(Web page and app entries)
◇ ◇ ◇ ◇
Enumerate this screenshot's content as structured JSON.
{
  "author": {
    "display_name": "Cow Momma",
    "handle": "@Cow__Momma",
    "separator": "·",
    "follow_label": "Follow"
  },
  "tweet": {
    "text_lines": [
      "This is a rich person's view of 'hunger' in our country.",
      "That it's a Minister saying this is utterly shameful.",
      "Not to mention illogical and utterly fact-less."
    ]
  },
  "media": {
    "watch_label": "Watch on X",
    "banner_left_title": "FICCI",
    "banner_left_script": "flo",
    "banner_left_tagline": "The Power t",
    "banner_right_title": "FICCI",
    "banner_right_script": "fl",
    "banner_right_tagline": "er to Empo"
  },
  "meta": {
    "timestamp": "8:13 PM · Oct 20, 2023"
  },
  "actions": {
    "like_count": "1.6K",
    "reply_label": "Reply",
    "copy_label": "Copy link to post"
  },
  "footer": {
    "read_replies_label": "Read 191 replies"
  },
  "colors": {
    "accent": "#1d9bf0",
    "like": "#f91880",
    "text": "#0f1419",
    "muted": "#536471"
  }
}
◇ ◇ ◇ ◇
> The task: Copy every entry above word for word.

> Answer space:
Enumerate this screenshot's content as structured JSON.
{
  "author": {
    "display_name": "Cow Momma",
    "handle": "@Cow__Momma",
    "separator": "·",
    "follow_label": "Follow"
  },
  "tweet": {
    "text_lines": [
      "This is a rich person's view of 'hunger' in our country.",
      "That it's a Minister saying this is utterly shameful.",
      "Not to mention illogical and utterly fact-less."
    ]
  },
  "media": {
    "watch_label": "Watch on X",
    "banner_left_title": "FICCI",
    "banner_left_script": "flo",
    "banner_left_tagline": "The Power t",
    "banner_right_title": "FICCI",
    "banner_right_script": "fl",
    "banner_right_tagline": "er to Empo"
  },
  "meta": {
    "timestamp": "8:13 PM · Oct 20, 2023"
  },
  "actions": {
    "like_count": "1.6K",
    "reply_label": "Reply",
    "copy_label": "Copy link to post"
  },
  "footer": {
    "read_replies_label": "Read 191 replies"
  },
  "colors": {
    "accent": "#1d9bf0",
    "like": "#f91880",
    "text": "#0f1419",
    "muted": "#536471"
  }
}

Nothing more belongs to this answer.